How often or easily do you get into a creative ‘flow’, and what helps you most to reach this state?
I think there’s always something flowing, it’s just that I can’t always give that flow my full attention because of having a family and a body and a job. But I always know it’s there, and it’s not hard to immerse myself in it when time allows.


What do you do when nothing works out – when ideas or success fail to materialise, or when you don’t succeed in what you set out to do?
I see creative failure as a huge part of my process. I wouldn’t say I welcome it, but I often invite it or dance with it, and I don’t mind when it comes. How else to find one’s limits and surpass them?


What helps you when your self-confidence is down (e.g. because of bad reviews, financial downturn, bad mood, personal worries)?
Not eating and over-exercising… More constructively, talking to friends, being outside, going to the theatre or cinema.


Do you reward yourself when you have achieved something, reached a certain goal?
No. It doesn’t feel personal – if something works well it’s because I tried a thing that worked, or found one.


Do you rely on the advice of others or on advice literature? Are there any books that have helped you to find courage on your artistic path?
All the books I’ve ever read! No, I don’t read advice literature.


How much does the recognition of your art by others mean to you? What is the best form of recognition?
I enjoy it much more than I should! Good reviews are very cheering, especially when the reviewer has understood exactly what I was attempting.
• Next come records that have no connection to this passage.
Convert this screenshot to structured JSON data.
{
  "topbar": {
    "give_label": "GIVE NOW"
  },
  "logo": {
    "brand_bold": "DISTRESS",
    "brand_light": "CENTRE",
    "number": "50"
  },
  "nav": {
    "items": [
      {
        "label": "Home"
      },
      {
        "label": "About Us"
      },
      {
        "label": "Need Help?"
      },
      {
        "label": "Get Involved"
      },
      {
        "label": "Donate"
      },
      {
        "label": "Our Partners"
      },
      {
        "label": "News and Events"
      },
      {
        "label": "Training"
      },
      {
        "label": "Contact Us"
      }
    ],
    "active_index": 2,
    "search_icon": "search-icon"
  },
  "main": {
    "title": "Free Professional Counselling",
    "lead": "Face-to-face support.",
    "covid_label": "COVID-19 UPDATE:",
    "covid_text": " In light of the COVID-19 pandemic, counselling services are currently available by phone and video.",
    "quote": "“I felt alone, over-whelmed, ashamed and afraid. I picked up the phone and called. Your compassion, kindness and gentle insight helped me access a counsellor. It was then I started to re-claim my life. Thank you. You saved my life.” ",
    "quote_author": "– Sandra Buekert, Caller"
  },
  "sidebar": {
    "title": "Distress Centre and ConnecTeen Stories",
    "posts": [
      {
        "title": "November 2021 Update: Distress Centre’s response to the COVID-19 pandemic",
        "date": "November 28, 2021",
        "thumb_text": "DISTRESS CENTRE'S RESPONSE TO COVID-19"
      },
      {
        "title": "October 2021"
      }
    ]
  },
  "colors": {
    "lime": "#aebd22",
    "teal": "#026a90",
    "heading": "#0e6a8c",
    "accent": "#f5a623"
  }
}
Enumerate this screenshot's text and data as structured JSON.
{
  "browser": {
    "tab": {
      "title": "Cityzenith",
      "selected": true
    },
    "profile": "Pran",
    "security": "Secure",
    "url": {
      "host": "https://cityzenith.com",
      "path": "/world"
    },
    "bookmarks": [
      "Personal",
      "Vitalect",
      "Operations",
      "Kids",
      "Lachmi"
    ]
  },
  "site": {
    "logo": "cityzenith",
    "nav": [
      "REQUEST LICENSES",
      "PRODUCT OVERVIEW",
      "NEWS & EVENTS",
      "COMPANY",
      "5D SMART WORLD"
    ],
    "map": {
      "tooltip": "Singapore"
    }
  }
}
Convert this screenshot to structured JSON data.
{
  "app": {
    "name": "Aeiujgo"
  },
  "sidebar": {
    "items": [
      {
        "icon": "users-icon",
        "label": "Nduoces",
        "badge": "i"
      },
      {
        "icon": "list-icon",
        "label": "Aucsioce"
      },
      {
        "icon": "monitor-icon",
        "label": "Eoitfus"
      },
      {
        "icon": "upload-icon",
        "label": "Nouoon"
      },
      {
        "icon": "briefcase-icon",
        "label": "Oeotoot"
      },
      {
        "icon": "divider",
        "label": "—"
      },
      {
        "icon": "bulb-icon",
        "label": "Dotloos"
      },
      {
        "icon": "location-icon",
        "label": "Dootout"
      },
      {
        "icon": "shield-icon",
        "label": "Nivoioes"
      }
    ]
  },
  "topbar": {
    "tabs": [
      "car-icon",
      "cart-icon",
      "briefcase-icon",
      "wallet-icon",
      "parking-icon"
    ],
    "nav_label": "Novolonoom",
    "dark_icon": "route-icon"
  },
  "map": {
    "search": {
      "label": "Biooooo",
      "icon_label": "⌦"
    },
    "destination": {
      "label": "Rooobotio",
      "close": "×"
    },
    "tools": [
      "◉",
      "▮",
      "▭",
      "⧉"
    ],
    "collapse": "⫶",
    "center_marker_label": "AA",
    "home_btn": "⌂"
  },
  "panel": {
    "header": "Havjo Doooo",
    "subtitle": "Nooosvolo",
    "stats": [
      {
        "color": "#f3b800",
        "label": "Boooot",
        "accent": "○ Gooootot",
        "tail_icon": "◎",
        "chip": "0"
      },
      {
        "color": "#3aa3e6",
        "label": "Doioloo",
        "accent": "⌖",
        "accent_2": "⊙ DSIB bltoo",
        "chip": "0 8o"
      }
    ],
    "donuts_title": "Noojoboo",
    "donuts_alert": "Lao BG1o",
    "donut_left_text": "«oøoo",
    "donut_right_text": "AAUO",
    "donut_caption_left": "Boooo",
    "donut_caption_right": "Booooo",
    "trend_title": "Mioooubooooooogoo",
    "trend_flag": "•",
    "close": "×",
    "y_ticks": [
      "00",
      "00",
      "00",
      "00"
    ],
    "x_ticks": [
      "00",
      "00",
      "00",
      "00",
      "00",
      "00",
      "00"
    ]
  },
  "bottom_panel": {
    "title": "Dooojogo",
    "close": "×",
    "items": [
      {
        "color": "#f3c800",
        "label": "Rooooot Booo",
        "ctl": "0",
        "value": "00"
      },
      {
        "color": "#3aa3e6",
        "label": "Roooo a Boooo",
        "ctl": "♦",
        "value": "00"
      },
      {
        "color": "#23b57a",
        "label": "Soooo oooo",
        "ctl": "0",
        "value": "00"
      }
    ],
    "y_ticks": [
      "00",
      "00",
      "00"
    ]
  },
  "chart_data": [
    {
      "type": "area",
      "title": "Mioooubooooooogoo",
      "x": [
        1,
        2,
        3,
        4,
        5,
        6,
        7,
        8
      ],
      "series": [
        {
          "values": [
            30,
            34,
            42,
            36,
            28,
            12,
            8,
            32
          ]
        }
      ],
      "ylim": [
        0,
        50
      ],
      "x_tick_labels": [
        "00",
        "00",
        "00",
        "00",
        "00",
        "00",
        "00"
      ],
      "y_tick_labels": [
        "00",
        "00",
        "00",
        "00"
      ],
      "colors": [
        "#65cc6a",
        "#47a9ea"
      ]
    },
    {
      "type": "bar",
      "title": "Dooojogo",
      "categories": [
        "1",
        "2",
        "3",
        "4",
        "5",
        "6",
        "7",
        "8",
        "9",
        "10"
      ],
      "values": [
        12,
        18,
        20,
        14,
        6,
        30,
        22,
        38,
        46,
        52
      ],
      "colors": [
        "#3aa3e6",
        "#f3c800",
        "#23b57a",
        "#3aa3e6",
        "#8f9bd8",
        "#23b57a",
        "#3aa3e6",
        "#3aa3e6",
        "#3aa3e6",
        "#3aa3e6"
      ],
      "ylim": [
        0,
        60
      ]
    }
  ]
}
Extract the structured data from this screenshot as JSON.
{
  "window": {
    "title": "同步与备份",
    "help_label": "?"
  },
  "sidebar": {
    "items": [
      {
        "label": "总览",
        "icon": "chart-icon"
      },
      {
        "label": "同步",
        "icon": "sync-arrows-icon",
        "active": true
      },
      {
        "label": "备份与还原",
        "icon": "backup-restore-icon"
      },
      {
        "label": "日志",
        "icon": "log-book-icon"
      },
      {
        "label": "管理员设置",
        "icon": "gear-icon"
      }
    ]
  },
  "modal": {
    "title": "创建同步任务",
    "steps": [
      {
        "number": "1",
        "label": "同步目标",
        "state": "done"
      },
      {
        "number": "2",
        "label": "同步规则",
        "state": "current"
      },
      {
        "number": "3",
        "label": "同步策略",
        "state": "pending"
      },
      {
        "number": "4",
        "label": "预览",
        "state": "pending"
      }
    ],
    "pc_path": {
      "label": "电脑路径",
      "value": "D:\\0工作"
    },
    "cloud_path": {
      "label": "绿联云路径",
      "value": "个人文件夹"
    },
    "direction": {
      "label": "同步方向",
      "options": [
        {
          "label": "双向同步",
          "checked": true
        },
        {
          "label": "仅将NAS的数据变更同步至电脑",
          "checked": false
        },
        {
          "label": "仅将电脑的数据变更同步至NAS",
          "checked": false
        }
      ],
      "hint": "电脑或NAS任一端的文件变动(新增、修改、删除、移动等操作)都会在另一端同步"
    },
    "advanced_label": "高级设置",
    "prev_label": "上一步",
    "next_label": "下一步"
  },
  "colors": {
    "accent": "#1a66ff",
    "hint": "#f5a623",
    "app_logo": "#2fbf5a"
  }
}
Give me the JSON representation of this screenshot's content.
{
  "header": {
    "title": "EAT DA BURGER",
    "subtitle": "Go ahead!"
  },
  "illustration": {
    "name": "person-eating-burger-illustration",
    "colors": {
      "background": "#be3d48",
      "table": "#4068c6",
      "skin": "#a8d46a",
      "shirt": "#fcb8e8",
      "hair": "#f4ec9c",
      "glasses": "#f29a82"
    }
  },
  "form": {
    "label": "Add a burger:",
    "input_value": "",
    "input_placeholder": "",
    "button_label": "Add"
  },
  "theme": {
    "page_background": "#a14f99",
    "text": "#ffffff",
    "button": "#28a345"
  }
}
And strong sales are reassuring as a sign that my career is safe for now.


What are you afraid of?
Becoming irrelevant. Not getting another book contract. Being cancelled.